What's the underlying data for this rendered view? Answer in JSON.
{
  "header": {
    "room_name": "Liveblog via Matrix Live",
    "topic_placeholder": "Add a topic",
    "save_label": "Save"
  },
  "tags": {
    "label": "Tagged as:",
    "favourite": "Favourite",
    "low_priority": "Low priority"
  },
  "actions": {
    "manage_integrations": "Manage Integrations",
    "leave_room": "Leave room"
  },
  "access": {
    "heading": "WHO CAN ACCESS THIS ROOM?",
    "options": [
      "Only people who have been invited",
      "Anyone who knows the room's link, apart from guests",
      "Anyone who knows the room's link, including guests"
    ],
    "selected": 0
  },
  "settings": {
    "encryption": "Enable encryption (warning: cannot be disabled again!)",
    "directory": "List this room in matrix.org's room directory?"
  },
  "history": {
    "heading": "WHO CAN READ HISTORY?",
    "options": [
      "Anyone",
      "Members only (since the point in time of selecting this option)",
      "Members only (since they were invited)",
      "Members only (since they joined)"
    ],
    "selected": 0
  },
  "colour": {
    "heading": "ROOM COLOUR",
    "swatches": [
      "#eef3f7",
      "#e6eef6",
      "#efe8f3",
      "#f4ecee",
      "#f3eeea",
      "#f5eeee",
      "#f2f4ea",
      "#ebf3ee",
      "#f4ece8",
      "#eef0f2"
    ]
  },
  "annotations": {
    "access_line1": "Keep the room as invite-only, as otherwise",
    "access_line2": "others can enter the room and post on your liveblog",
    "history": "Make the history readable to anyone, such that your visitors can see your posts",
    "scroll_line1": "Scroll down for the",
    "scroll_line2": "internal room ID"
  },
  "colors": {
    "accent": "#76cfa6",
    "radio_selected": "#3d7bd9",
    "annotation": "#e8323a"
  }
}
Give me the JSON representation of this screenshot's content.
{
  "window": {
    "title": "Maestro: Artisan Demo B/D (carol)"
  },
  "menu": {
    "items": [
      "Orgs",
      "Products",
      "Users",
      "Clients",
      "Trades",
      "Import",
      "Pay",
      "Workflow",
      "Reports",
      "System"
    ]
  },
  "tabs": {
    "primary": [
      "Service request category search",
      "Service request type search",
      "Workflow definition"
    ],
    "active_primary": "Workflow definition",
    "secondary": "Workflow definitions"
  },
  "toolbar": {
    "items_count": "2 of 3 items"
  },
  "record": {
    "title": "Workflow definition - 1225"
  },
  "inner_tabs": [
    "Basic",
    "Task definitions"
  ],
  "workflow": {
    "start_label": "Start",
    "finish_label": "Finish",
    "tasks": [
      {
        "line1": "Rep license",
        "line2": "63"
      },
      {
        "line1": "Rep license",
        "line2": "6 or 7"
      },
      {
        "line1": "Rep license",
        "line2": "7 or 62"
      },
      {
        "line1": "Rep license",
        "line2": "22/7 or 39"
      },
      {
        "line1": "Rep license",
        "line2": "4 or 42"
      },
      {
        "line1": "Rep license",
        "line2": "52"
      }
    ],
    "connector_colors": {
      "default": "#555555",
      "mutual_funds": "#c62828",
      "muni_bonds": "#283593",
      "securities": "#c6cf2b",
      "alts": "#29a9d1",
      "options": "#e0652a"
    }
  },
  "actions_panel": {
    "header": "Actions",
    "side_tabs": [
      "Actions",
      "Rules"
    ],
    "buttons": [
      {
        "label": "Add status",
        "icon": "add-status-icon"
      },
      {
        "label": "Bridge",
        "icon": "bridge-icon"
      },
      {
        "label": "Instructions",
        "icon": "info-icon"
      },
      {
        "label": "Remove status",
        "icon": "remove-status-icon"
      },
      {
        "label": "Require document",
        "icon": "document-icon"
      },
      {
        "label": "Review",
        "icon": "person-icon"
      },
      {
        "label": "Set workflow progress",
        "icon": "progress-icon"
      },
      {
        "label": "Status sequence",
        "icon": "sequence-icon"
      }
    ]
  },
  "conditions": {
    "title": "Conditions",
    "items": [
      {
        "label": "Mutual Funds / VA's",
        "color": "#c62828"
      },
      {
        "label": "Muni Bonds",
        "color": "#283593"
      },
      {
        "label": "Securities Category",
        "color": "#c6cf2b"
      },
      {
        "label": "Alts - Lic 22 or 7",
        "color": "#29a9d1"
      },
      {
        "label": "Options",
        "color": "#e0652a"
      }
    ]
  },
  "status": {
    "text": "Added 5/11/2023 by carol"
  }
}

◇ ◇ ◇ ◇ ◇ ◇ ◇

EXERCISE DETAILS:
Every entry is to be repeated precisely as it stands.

OUTPUT OF THE TASK:
What's the underlying data for this rendered view? Answer in JSON.
{
  "header": {
    "room_name": "Liveblog via Matrix Live",
    "topic_placeholder": "Add a topic",
    "save_label": "Save"
  },
  "tags": {
    "label": "Tagged as:",
    "favourite": "Favourite",
    "low_priority": "Low priority"
  },
  "actions": {
    "manage_integrations": "Manage Integrations",
    "leave_room": "Leave room"
  },
  "access": {
    "heading": "WHO CAN ACCESS THIS ROOM?",
    "options": [
      "Only people who have been invited",
      "Anyone who knows the room's link, apart from guests",
      "Anyone who knows the room's link, including guests"
    ],
    "selected": 0
  },
  "settings": {
    "encryption": "Enable encryption (warning: cannot be disabled again!)",
    "directory": "List this room in matrix.org's room directory?"
  },
  "history": {
    "heading": "WHO CAN READ HISTORY?",
    "options": [
      "Anyone",
      "Members only (since the point in time of selecting this option)",
      "Members only (since they were invited)",
      "Members only (since they joined)"
    ],
    "selected": 0
  },
  "colour": {
    "heading": "ROOM COLOUR",
    "swatches": [
      "#eef3f7",
      "#e6eef6",
      "#efe8f3",
      "#f4ecee",
      "#f3eeea",
      "#f5eeee",
      "#f2f4ea",
      "#ebf3ee",
      "#f4ece8",
      "#eef0f2"
    ]
  },
  "annotations": {
    "access_line1": "Keep the room as invite-only, as otherwise",
    "access_line2": "others can enter the room and post on your liveblog",
    "history": "Make the history readable to anyone, such that your visitors can see your posts",
    "scroll_line1": "Scroll down for the",
    "scroll_line2": "internal room ID"
  },
  "colors": {
    "accent": "#76cfa6",
    "radio_selected": "#3d7bd9",
    "annotation": "#e8323a"
  }
}
Give me the JSON representation of this screenshot's content.
{
  "window": {
    "title": "Maestro: Artisan Demo B/D (carol)"
  },
  "menu": {
    "items": [
      "Orgs",
      "Products",
      "Users",
      "Clients",
      "Trades",
      "Import",
      "Pay",
      "Workflow",
      "Reports",
      "System"
    ]
  },
  "tabs": {
    "primary": [
      "Service request category search",
      "Service request type search",
      "Workflow definition"
    ],
    "active_primary": "Workflow definition",
    "secondary": "Workflow definitions"
  },
  "toolbar": {
    "items_count": "2 of 3 items"
  },
  "record": {
    "title": "Workflow definition - 1225"
  },
  "inner_tabs": [
    "Basic",
    "Task definitions"
  ],
  "workflow": {
    "start_label": "Start",
    "finish_label": "Finish",
    "tasks": [
      {
        "line1": "Rep license",
        "line2": "63"
      },
      {
        "line1": "Rep license",
        "line2": "6 or 7"
      },
      {
        "line1": "Rep license",
        "line2": "7 or 62"
      },
      {
        "line1": "Rep license",
        "line2": "22/7 or 39"
      },
      {
        "line1": "Rep license",
        "line2": "4 or 42"
      },
      {
        "line1": "Rep license",
        "line2": "52"
      }
    ],
    "connector_colors": {
      "default": "#555555",
      "mutual_funds": "#c62828",
      "muni_bonds": "#283593",
      "securities": "#c6cf2b",
      "alts": "#29a9d1",
      "options": "#e0652a"
    }
  },
  "actions_panel": {
    "header": "Actions",
    "side_tabs": [
      "Actions",
      "Rules"
    ],
    "buttons": [
      {
        "label": "Add status",
        "icon": "add-status-icon"
      },
      {
        "label": "Bridge",
        "icon": "bridge-icon"
      },
      {
        "label": "Instructions",
        "icon": "info-icon"
      },
      {
        "label": "Remove status",
        "icon": "remove-status-icon"
      },
      {
        "label": "Require document",
        "icon": "document-icon"
      },
      {
        "label": "Review",
        "icon": "person-icon"
      },
      {
        "label": "Set workflow progress",
        "icon": "progress-icon"
      },
      {
        "label": "Status sequence",
        "icon": "sequence-icon"
      }
    ]
  },
  "conditions": {
    "title": "Conditions",
    "items": [
      {
        "label": "Mutual Funds / VA's",
        "color": "#c62828"
      },
      {
        "label": "Muni Bonds",
        "color": "#283593"
      },
      {
        "label": "Securities Category",
        "color": "#c6cf2b"
      },
      {
        "label": "Alts - Lic 22 or 7",
        "color": "#29a9d1"
      },
      {
        "label": "Options",
        "color": "#e0652a"
      }
    ]
  },
  "status": {
    "text": "Added 5/11/2023 by carol"
  }
}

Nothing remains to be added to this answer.